**ASSIGNED TASK**
Write out the records in full, exactly as given, but without the images.

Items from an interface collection
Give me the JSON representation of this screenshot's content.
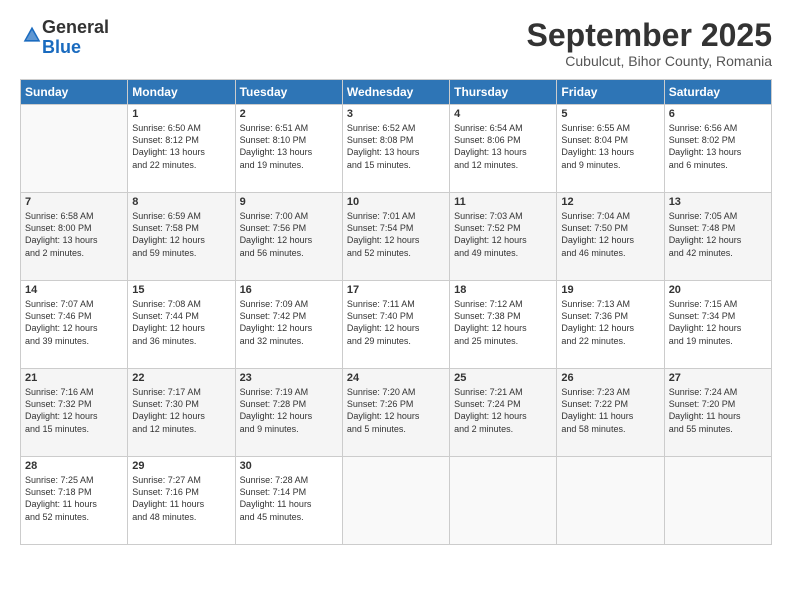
{
  "logo": {
    "general": "General",
    "blue": "Blue"
  },
  "header": {
    "month": "September 2025",
    "location": "Cubulcut, Bihor County, Romania"
  },
  "weekdays": [
    "Sunday",
    "Monday",
    "Tuesday",
    "Wednesday",
    "Thursday",
    "Friday",
    "Saturday"
  ],
  "weeks": [
    [
      {
        "day": "",
        "info": ""
      },
      {
        "day": "1",
        "info": "Sunrise: 6:50 AM\nSunset: 8:12 PM\nDaylight: 13 hours\nand 22 minutes."
      },
      {
        "day": "2",
        "info": "Sunrise: 6:51 AM\nSunset: 8:10 PM\nDaylight: 13 hours\nand 19 minutes."
      },
      {
        "day": "3",
        "info": "Sunrise: 6:52 AM\nSunset: 8:08 PM\nDaylight: 13 hours\nand 15 minutes."
      },
      {
        "day": "4",
        "info": "Sunrise: 6:54 AM\nSunset: 8:06 PM\nDaylight: 13 hours\nand 12 minutes."
      },
      {
        "day": "5",
        "info": "Sunrise: 6:55 AM\nSunset: 8:04 PM\nDaylight: 13 hours\nand 9 minutes."
      },
      {
        "day": "6",
        "info": "Sunrise: 6:56 AM\nSunset: 8:02 PM\nDaylight: 13 hours\nand 6 minutes."
      }
    ],
    [
      {
        "day": "7",
        "info": "Sunrise: 6:58 AM\nSunset: 8:00 PM\nDaylight: 13 hours\nand 2 minutes."
      },
      {
        "day": "8",
        "info": "Sunrise: 6:59 AM\nSunset: 7:58 PM\nDaylight: 12 hours\nand 59 minutes."
      },
      {
        "day": "9",
        "info": "Sunrise: 7:00 AM\nSunset: 7:56 PM\nDaylight: 12 hours\nand 56 minutes."
      },
      {
        "day": "10",
        "info": "Sunrise: 7:01 AM\nSunset: 7:54 PM\nDaylight: 12 hours\nand 52 minutes."
      },
      {
        "day": "11",
        "info": "Sunrise: 7:03 AM\nSunset: 7:52 PM\nDaylight: 12 hours\nand 49 minutes."
      },
      {
        "day": "12",
        "info": "Sunrise: 7:04 AM\nSunset: 7:50 PM\nDaylight: 12 hours\nand 46 minutes."
      },
      {
        "day": "13",
        "info": "Sunrise: 7:05 AM\nSunset: 7:48 PM\nDaylight: 12 hours\nand 42 minutes."
      }
    ],
    [
      {
        "day": "14",
        "info": "Sunrise: 7:07 AM\nSunset: 7:46 PM\nDaylight: 12 hours\nand 39 minutes."
      },
      {
        "day": "15",
        "info": "Sunrise: 7:08 AM\nSunset: 7:44 PM\nDaylight: 12 hours\nand 36 minutes."
      },
      {
        "day": "16",
        "info": "Sunrise: 7:09 AM\nSunset: 7:42 PM\nDaylight: 12 hours\nand 32 minutes."
      },
      {
        "day": "17",
        "info": "Sunrise: 7:11 AM\nSunset: 7:40 PM\nDaylight: 12 hours\nand 29 minutes."
      },
      {
        "day": "18",
        "info": "Sunrise: 7:12 AM\nSunset: 7:38 PM\nDaylight: 12 hours\nand 25 minutes."
      },
      {
        "day": "19",
        "info": "Sunrise: 7:13 AM\nSunset: 7:36 PM\nDaylight: 12 hours\nand 22 minutes."
      },
      {
        "day": "20",
        "info": "Sunrise: 7:15 AM\nSunset: 7:34 PM\nDaylight: 12 hours\nand 19 minutes."
      }
    ],
    [
      {
        "day": "21",
        "info": "Sunrise: 7:16 AM\nSunset: 7:32 PM\nDaylight: 12 hours\nand 15 minutes."
      },
      {
        "day": "22",
        "info": "Sunrise: 7:17 AM\nSunset: 7:30 PM\nDaylight: 12 hours\nand 12 minutes."
      },
      {
        "day": "23",
        "info": "Sunrise: 7:19 AM\nSunset: 7:28 PM\nDaylight: 12 hours\nand 9 minutes."
      },
      {
        "day": "24",
        "info": "Sunrise: 7:20 AM\nSunset: 7:26 PM\nDaylight: 12 hours\nand 5 minutes."
      },
      {
        "day": "25",
        "info": "Sunrise: 7:21 AM\nSunset: 7:24 PM\nDaylight: 12 hours\nand 2 minutes."
      },
      {
        "day": "26",
        "info": "Sunrise: 7:23 AM\nSunset: 7:22 PM\nDaylight: 11 hours\nand 58 minutes."
      },
      {
        "day": "27",
        "info": "Sunrise: 7:24 AM\nSunset: 7:20 PM\nDaylight: 11 hours\nand 55 minutes."
      }
    ],
    [
      {
        "day": "28",
        "info": "Sunrise: 7:25 AM\nSunset: 7:18 PM\nDaylight: 11 hours\nand 52 minutes."
      },
      {
        "day": "29",
        "info": "Sunrise: 7:27 AM\nSunset: 7:16 PM\nDaylight: 11 hours\nand 48 minutes."
      },
      {
        "day": "30",
        "info": "Sunrise: 7:28 AM\nSunset: 7:14 PM\nDaylight: 11 hours\nand 45 minutes."
      },
      {
        "day": "",
        "info": ""
      },
      {
        "day": "",
        "info": ""
      },
      {
        "day": "",
        "info": ""
      },
      {
        "day": "",
        "info": ""
      }
    ]
  ]
}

**EXPECTED ANSWER**
Give me the JSON representation of this screenshot's content.
{
  "logo": {
    "general": "General",
    "blue": "Blue"
  },
  "header": {
    "month": "September 2025",
    "location": "Cubulcut, Bihor County, Romania"
  },
  "weekdays": [
    "Sunday",
    "Monday",
    "Tuesday",
    "Wednesday",
    "Thursday",
    "Friday",
    "Saturday"
  ],
  "weeks": [
    [
      {
        "day": "",
        "info": ""
      },
      {
        "day": "1",
        "info": "Sunrise: 6:50 AM\nSunset: 8:12 PM\nDaylight: 13 hours\nand 22 minutes."
      },
      {
        "day": "2",
        "info": "Sunrise: 6:51 AM\nSunset: 8:10 PM\nDaylight: 13 hours\nand 19 minutes."
      },
      {
        "day": "3",
        "info": "Sunrise: 6:52 AM\nSunset: 8:08 PM\nDaylight: 13 hours\nand 15 minutes."
      },
      {
        "day": "4",
        "info": "Sunrise: 6:54 AM\nSunset: 8:06 PM\nDaylight: 13 hours\nand 12 minutes."
      },
      {
        "day": "5",
        "info": "Sunrise: 6:55 AM\nSunset: 8:04 PM\nDaylight: 13 hours\nand 9 minutes."
      },
      {
        "day": "6",
        "info": "Sunrise: 6:56 AM\nSunset: 8:02 PM\nDaylight: 13 hours\nand 6 minutes."
      }
    ],
    [
      {
        "day": "7",
        "info": "Sunrise: 6:58 AM\nSunset: 8:00 PM\nDaylight: 13 hours\nand 2 minutes."
      },
      {
        "day": "8",
        "info": "Sunrise: 6:59 AM\nSunset: 7:58 PM\nDaylight: 12 hours\nand 59 minutes."
      },
      {
        "day": "9",
        "info": "Sunrise: 7:00 AM\nSunset: 7:56 PM\nDaylight: 12 hours\nand 56 minutes."
      },
      {
        "day": "10",
        "info": "Sunrise: 7:01 AM\nSunset: 7:54 PM\nDaylight: 12 hours\nand 52 minutes."
      },
      {
        "day": "11",
        "info": "Sunrise: 7:03 AM\nSunset: 7:52 PM\nDaylight: 12 hours\nand 49 minutes."
      },
      {
        "day": "12",
        "info": "Sunrise: 7:04 AM\nSunset: 7:50 PM\nDaylight: 12 hours\nand 46 minutes."
      },
      {
        "day": "13",
        "info": "Sunrise: 7:05 AM\nSunset: 7:48 PM\nDaylight: 12 hours\nand 42 minutes."
      }
    ],
    [
      {
        "day": "14",
        "info": "Sunrise: 7:07 AM\nSunset: 7:46 PM\nDaylight: 12 hours\nand 39 minutes."
      },
      {
        "day": "15",
        "info": "Sunrise: 7:08 AM\nSunset: 7:44 PM\nDaylight: 12 hours\nand 36 minutes."
      },
      {
        "day": "16",
        "info": "Sunrise: 7:09 AM\nSunset: 7:42 PM\nDaylight: 12 hours\nand 32 minutes."
      },
      {
        "day": "17",
        "info": "Sunrise: 7:11 AM\nSunset: 7:40 PM\nDaylight: 12 hours\nand 29 minutes."
      },
      {
        "day": "18",
        "info": "Sunrise: 7:12 AM\nSunset: 7:38 PM\nDaylight: 12 hours\nand 25 minutes."
      },
      {
        "day": "19",
        "info": "Sunrise: 7:13 AM\nSunset: 7:36 PM\nDaylight: 12 hours\nand 22 minutes."
      },
      {
        "day": "20",
        "info": "Sunrise: 7:15 AM\nSunset: 7:34 PM\nDaylight: 12 hours\nand 19 minutes."
      }
    ],
    [
      {
        "day": "21",
        "info": "Sunrise: 7:16 AM\nSunset: 7:32 PM\nDaylight: 12 hours\nand 15 minutes."
      },
      {
        "day": "22",
        "info": "Sunrise: 7:17 AM\nSunset: 7:30 PM\nDaylight: 12 hours\nand 12 minutes."
      },
      {
        "day": "23",
        "info": "Sunrise: 7:19 AM\nSunset: 7:28 PM\nDaylight: 12 hours\nand 9 minutes."
      },
      {
        "day": "24",
        "info": "Sunrise: 7:20 AM\nSunset: 7:26 PM\nDaylight: 12 hours\nand 5 minutes."
      },
      {
        "day": "25",
        "info": "Sunrise: 7:21 AM\nSunset: 7:24 PM\nDaylight: 12 hours\nand 2 minutes."
      },
      {
        "day": "26",
        "info": "Sunrise: 7:23 AM\nSunset: 7:22 PM\nDaylight: 11 hours\nand 58 minutes."
      },
      {
        "day": "27",
        "info": "Sunrise: 7:24 AM\nSunset: 7:20 PM\nDaylight: 11 hours\nand 55 minutes."
      }
    ],
    [
      {
        "day": "28",
        "info": "Sunrise: 7:25 AM\nSunset: 7:18 PM\nDaylight: 11 hours\nand 52 minutes."
      },
      {
        "day": "29",
        "info": "Sunrise: 7:27 AM\nSunset: 7:16 PM\nDaylight: 11 hours\nand 48 minutes."
      },
      {
        "day": "30",
        "info": "Sunrise: 7:28 AM\nSunset: 7:14 PM\nDaylight: 11 hours\nand 45 minutes."
      },
      {
        "day": "",
        "info": ""
      },
      {
        "day": "",
        "info": ""
      },
      {
        "day": "",
        "info": ""
      },
      {
        "day": "",
        "info": ""
      }
    ]
  ]
}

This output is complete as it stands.